======== RECORDS SHOWN
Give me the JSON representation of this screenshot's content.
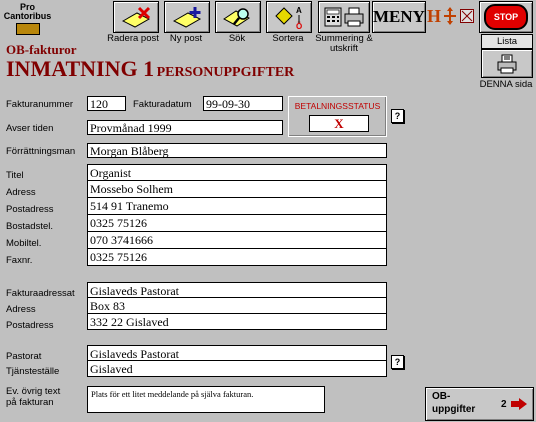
{
  "logo": {
    "line1": "Pro",
    "line2": "Cantoribus"
  },
  "toolbar": {
    "radera": "Radera post",
    "ny": "Ny post",
    "sok": "Sök",
    "sortera": "Sortera",
    "summering": "Summering & utskrift",
    "meny": "MENY",
    "stop": "STOP",
    "lista": "Lista",
    "denna": "DENNA sida"
  },
  "header": {
    "subtitle": "OB-fakturor",
    "title": "INMATNING 1",
    "title_small": "PERSONUPPGIFTER"
  },
  "invoice": {
    "nr_label": "Fakturanummer",
    "nr": "120",
    "date_label": "Fakturadatum",
    "date": "99-09-30",
    "avser_label": "Avser tiden",
    "avser": "Provmånad 1999"
  },
  "status": {
    "label": "BETALNINGSSTATUS",
    "value": "X"
  },
  "person": {
    "forrattning_label": "Förrättningsman",
    "forrattning": "Morgan Blåberg",
    "titel_label": "Titel",
    "titel": "Organist",
    "adress_label": "Adress",
    "adress": "Mossebo Solhem",
    "postadress_label": "Postadress",
    "postadress": "514 91 Tranemo",
    "bostadstel_label": "Bostadstel.",
    "bostadstel": "0325 75126",
    "mobiltel_label": "Mobiltel.",
    "mobiltel": "070 3741666",
    "fax_label": "Faxnr.",
    "fax": "0325 75126"
  },
  "billing": {
    "fakturaadress_label": "Fakturaadressat",
    "fakturaadress": "Gislaveds Pastorat",
    "adress_label": "Adress",
    "adress": "Box 83",
    "postadress_label": "Postadress",
    "postadress": "332 22 Gislaved"
  },
  "pastorat": {
    "pastorat_label": "Pastorat",
    "pastorat": "Gislaveds Pastorat",
    "tjanst_label": "Tjänsteställe",
    "tjanst": "Gislaved"
  },
  "note": {
    "label1": "Ev. övrig text",
    "label2": "på fakturan",
    "text": "Plats för ett litet meddelande på själva fakturan."
  },
  "nav": {
    "label1": "OB-",
    "label2": "uppgifter",
    "page": "2"
  },
  "help_icon": "?",
  "colors": {
    "title": "#800000",
    "status": "#c00000",
    "stop": "#e00000"
  }
}
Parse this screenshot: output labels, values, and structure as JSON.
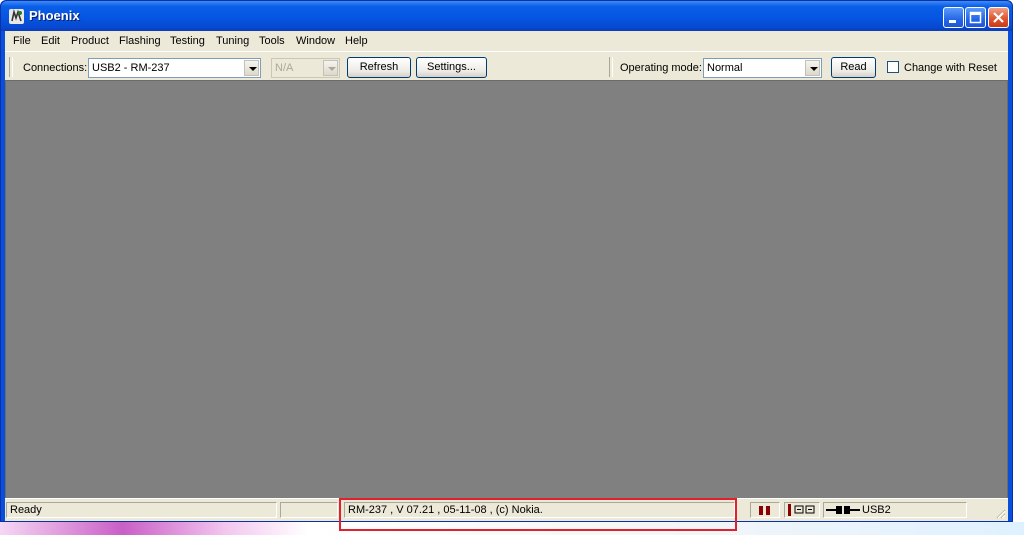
{
  "window": {
    "title": "Phoenix",
    "controls": [
      "minimize-icon",
      "maximize-icon",
      "close-icon"
    ],
    "titlebar_color": "#0556e3"
  },
  "menu": [
    "File",
    "Edit",
    "Product",
    "Flashing",
    "Testing",
    "Tuning",
    "Tools",
    "Window",
    "Help"
  ],
  "toolbar": {
    "connections_label": "Connections:",
    "connection_value": "USB2 - RM-237",
    "secondary_value": "N/A",
    "refresh_label": "Refresh",
    "settings_label": "Settings...",
    "operating_mode_label": "Operating mode:",
    "operating_mode_value": "Normal",
    "read_label": "Read",
    "change_with_reset_label": "Change with Reset",
    "change_with_reset_checked": false
  },
  "statusbar": {
    "status": "Ready",
    "product_info": "RM-237 , V 07.21 , 05-11-08 , (c) Nokia.",
    "connection": "USB2",
    "indicator_color": "#8b0000"
  },
  "annotation": {
    "highlight_color": "#e0202a"
  }
}
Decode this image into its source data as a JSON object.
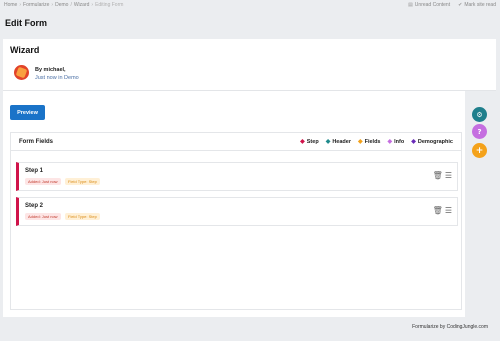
{
  "breadcrumb": [
    "Home",
    "Formularize",
    "Demo",
    "Wizard",
    "Editing Form"
  ],
  "topbar": {
    "unread": "Unread Content",
    "mark_read": "Mark site read"
  },
  "page_title": "Edit Form",
  "form": {
    "title": "Wizard",
    "author": "By michael,",
    "meta": "Just now in Demo"
  },
  "preview_label": "Preview",
  "fields_panel": {
    "title": "Form Fields",
    "legend": [
      {
        "label": "Step",
        "color": "#d0134a"
      },
      {
        "label": "Header",
        "color": "#1f8a8c"
      },
      {
        "label": "Fields",
        "color": "#f4a21b"
      },
      {
        "label": "Info",
        "color": "#c56ee0"
      },
      {
        "label": "Demographic",
        "color": "#6a2bb8"
      }
    ]
  },
  "steps": [
    {
      "label": "Step 1",
      "added": "Added: Just now",
      "type": "Field Type: Step"
    },
    {
      "label": "Step 2",
      "added": "Added: Just now",
      "type": "Field Type: Step"
    }
  ],
  "footer": "Formularize by CodingJungle.com"
}
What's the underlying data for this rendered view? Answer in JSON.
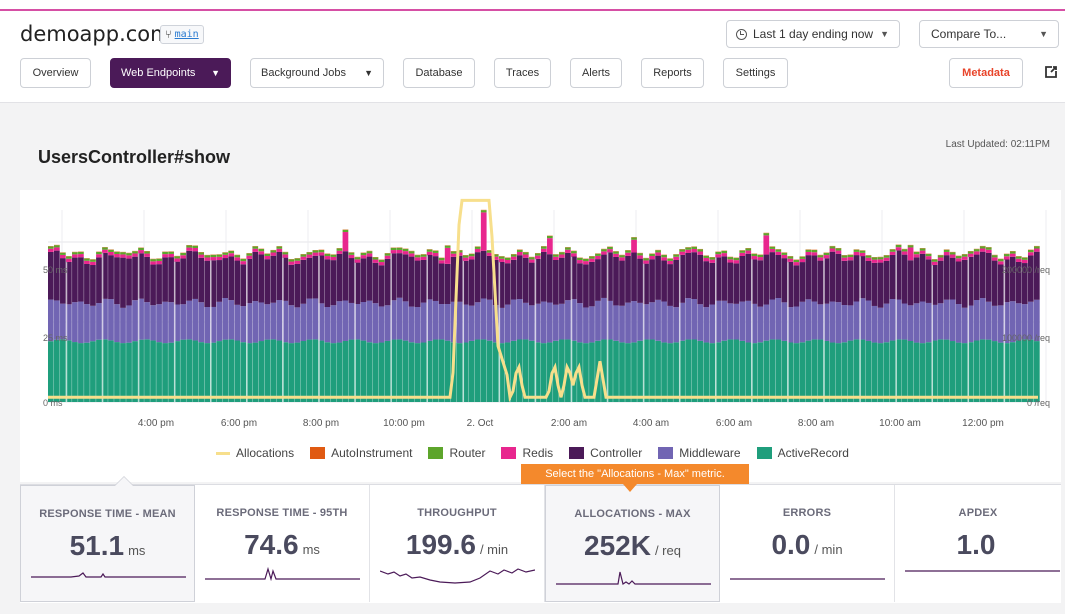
{
  "header": {
    "app_title": "demoapp.com",
    "branch": "main",
    "time_range": "Last 1 day ending now",
    "compare": "Compare To..."
  },
  "nav": {
    "overview": "Overview",
    "web_endpoints": "Web Endpoints",
    "background_jobs": "Background Jobs",
    "database": "Database",
    "traces": "Traces",
    "alerts": "Alerts",
    "reports": "Reports",
    "settings": "Settings",
    "metadata": "Metadata"
  },
  "page": {
    "title": "UsersController#show",
    "last_updated": "Last Updated: 02:11PM"
  },
  "chart_data": {
    "type": "area",
    "stacked": true,
    "x": [
      "4:00 pm",
      "6:00 pm",
      "8:00 pm",
      "10:00 pm",
      "2. Oct",
      "2:00 am",
      "4:00 am",
      "6:00 am",
      "8:00 am",
      "10:00 am",
      "12:00 pm"
    ],
    "y_left_ticks": [
      "0 ms",
      "25 ms",
      "50 ms"
    ],
    "y_right_ticks": [
      "0 /req",
      "100000 /req",
      "200000 /req"
    ],
    "ylim_left": [
      0,
      60
    ],
    "series": [
      {
        "name": "ActiveRecord",
        "color": "#1f9e7c",
        "typical": 19
      },
      {
        "name": "Middleware",
        "color": "#7165b3",
        "typical": 12
      },
      {
        "name": "Controller",
        "color": "#4b1a58",
        "typical": 14
      },
      {
        "name": "Redis",
        "color": "#e8268e",
        "typical": 1
      },
      {
        "name": "Router",
        "color": "#5da52b",
        "typical": 0.7
      },
      {
        "name": "AutoInstrument",
        "color": "#e05a12",
        "typical": 0.1
      }
    ],
    "line_series": {
      "name": "Allocations",
      "color": "#f7df8c",
      "axis": "right",
      "peak": 252000
    },
    "grid": true
  },
  "legend": [
    "Allocations",
    "AutoInstrument",
    "Router",
    "Redis",
    "Controller",
    "Middleware",
    "ActiveRecord"
  ],
  "colors": {
    "allocations": "#f7df8c",
    "autoinstrument": "#e05a12",
    "router": "#5da52b",
    "redis": "#e8268e",
    "controller": "#4b1a58",
    "middleware": "#7165b3",
    "activerecord": "#1f9e7c",
    "tooltip": "#f4892c"
  },
  "tooltip": "Select the \"Allocations - Max\" metric.",
  "metrics": [
    {
      "label": "RESPONSE TIME - MEAN",
      "value": "51.1",
      "unit": "ms"
    },
    {
      "label": "RESPONSE TIME - 95TH",
      "value": "74.6",
      "unit": "ms"
    },
    {
      "label": "THROUGHPUT",
      "value": "199.6",
      "unit": "/ min"
    },
    {
      "label": "ALLOCATIONS - MAX",
      "value": "252K",
      "unit": "/ req"
    },
    {
      "label": "ERRORS",
      "value": "0.0",
      "unit": "/ min"
    },
    {
      "label": "APDEX",
      "value": "1.0",
      "unit": ""
    }
  ]
}
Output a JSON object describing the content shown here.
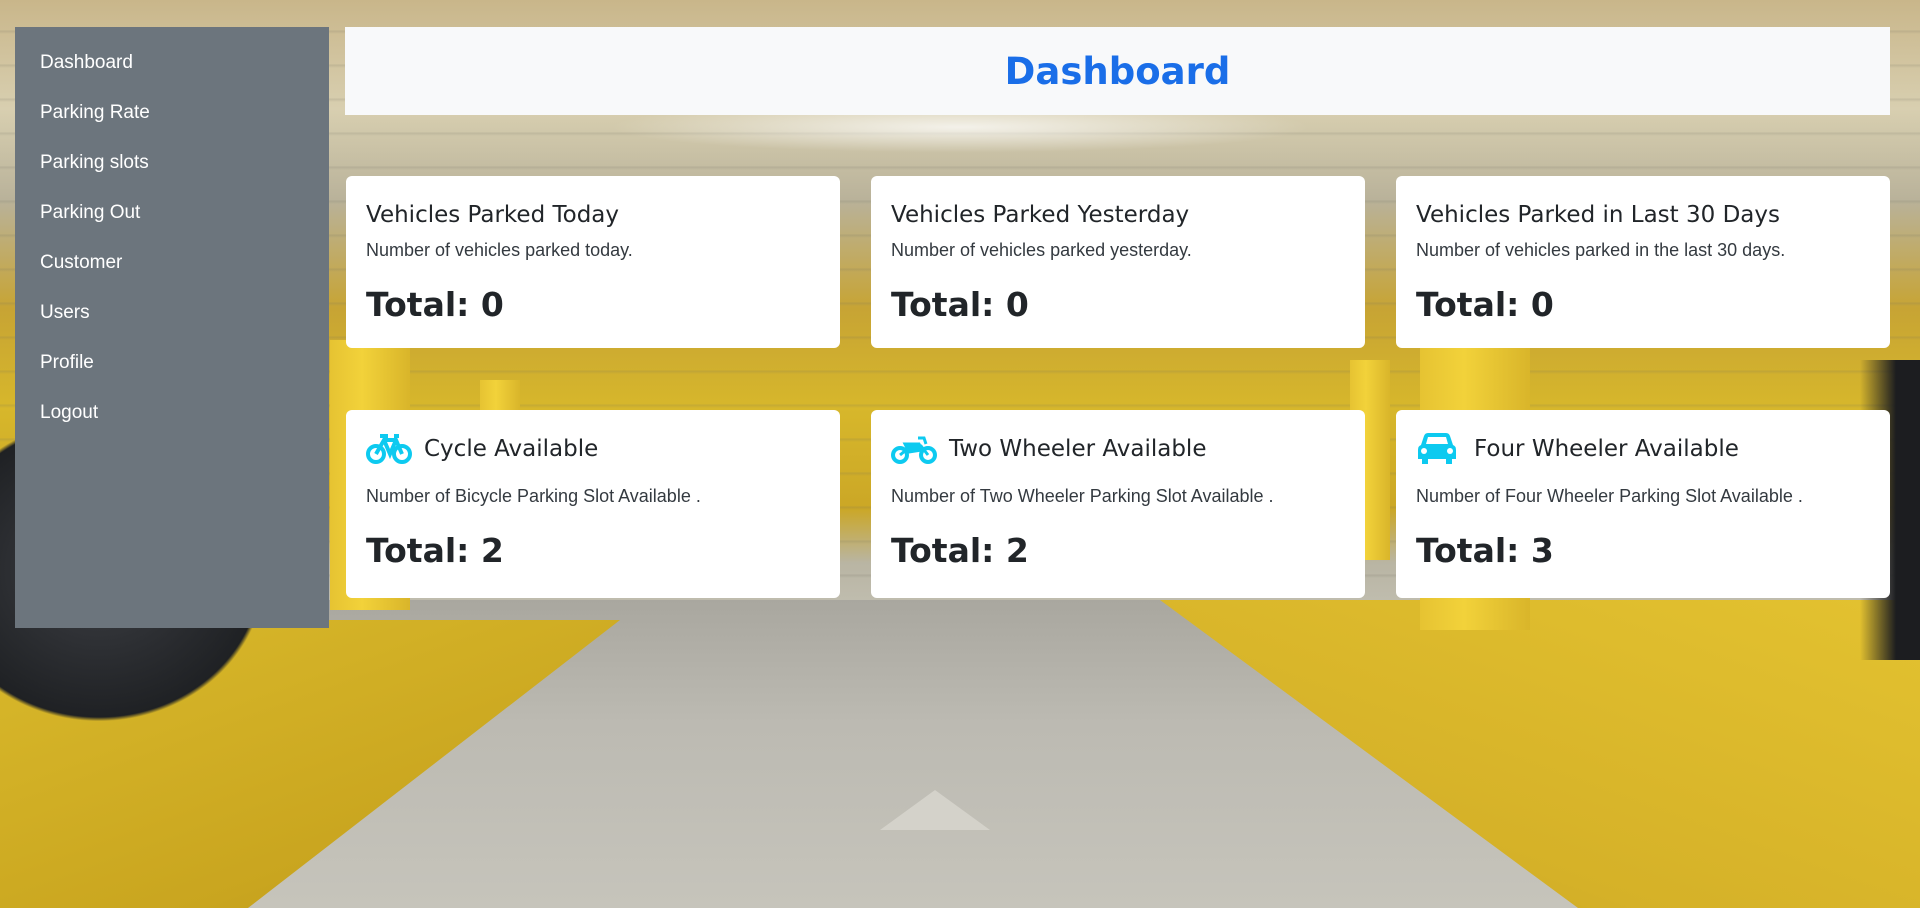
{
  "sidebar": {
    "items": [
      {
        "label": "Dashboard"
      },
      {
        "label": "Parking Rate"
      },
      {
        "label": "Parking slots"
      },
      {
        "label": "Parking Out"
      },
      {
        "label": "Customer"
      },
      {
        "label": "Users"
      },
      {
        "label": "Profile"
      },
      {
        "label": "Logout"
      }
    ]
  },
  "header": {
    "title": "Dashboard",
    "title_color": "#1a6ee8"
  },
  "stats": [
    {
      "title": "Vehicles Parked Today",
      "description": "Number of vehicles parked today.",
      "total": "Total: 0"
    },
    {
      "title": "Vehicles Parked Yesterday",
      "description": "Number of vehicles parked yesterday.",
      "total": "Total: 0"
    },
    {
      "title": "Vehicles Parked in Last 30 Days",
      "description": "Number of vehicles parked in the last 30 days.",
      "total": "Total: 0"
    }
  ],
  "availability": [
    {
      "icon": "bicycle-icon",
      "title": "Cycle Available",
      "description": "Number of Bicycle Parking Slot Available .",
      "total": "Total: 2"
    },
    {
      "icon": "motorcycle-icon",
      "title": "Two Wheeler Available",
      "description": "Number of Two Wheeler Parking Slot Available .",
      "total": "Total: 2"
    },
    {
      "icon": "car-icon",
      "title": "Four Wheeler Available",
      "description": "Number of Four Wheeler Parking Slot Available .",
      "total": "Total: 3"
    }
  ],
  "colors": {
    "sidebar_bg": "#6c757d",
    "icon_accent": "#0dcaf0",
    "card_bg": "#ffffff",
    "header_bg": "#f8f9fa"
  }
}
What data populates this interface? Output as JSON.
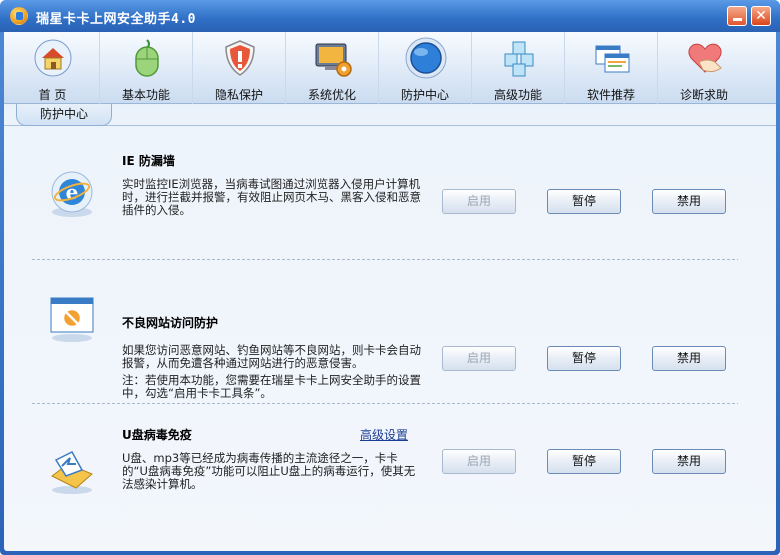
{
  "window": {
    "title": "瑞星卡卡上网安全助手4.0"
  },
  "toolbar": {
    "items": [
      {
        "label": "首 页",
        "icon": "home-icon"
      },
      {
        "label": "基本功能",
        "icon": "mouse-icon"
      },
      {
        "label": "隐私保护",
        "icon": "shield-icon"
      },
      {
        "label": "系统优化",
        "icon": "monitor-gear-icon"
      },
      {
        "label": "防护中心",
        "icon": "protection-globe-icon"
      },
      {
        "label": "高级功能",
        "icon": "cubes-icon"
      },
      {
        "label": "软件推荐",
        "icon": "windows-icon"
      },
      {
        "label": "诊断求助",
        "icon": "heart-hand-icon"
      }
    ],
    "active_index": 4
  },
  "tab": {
    "label": "防护中心"
  },
  "sections": [
    {
      "title": "IE 防漏墙",
      "desc": "实时监控IE浏览器，当病毒试图通过浏览器入侵用户计算机时，进行拦截并报警，有效阻止网页木马、黑客入侵和恶意插件的入侵。",
      "icon": "ie-browser-icon",
      "buttons": {
        "enable": "启用",
        "pause": "暂停",
        "disable": "禁用"
      }
    },
    {
      "title": "不良网站访问防护",
      "desc": "如果您访问恶意网站、钓鱼网站等不良网站，则卡卡会自动报警，从而免遭各种通过网站进行的恶意侵害。",
      "note": "注：若使用本功能，您需要在瑞星卡卡上网安全助手的设置中，勾选“启用卡卡工具条”。",
      "icon": "blocked-website-icon",
      "buttons": {
        "enable": "启用",
        "pause": "暂停",
        "disable": "禁用"
      }
    },
    {
      "title": "U盘病毒免疫",
      "link": "高级设置",
      "desc": "U盘、mp3等已经成为病毒传播的主流途径之一，卡卡的“U盘病毒免疫”功能可以阻止U盘上的病毒运行，使其无法感染计算机。",
      "icon": "usb-immunity-icon",
      "buttons": {
        "enable": "启用",
        "pause": "暂停",
        "disable": "禁用"
      }
    }
  ]
}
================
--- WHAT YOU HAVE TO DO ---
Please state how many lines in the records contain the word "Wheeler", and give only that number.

--- SOLUTION ---
4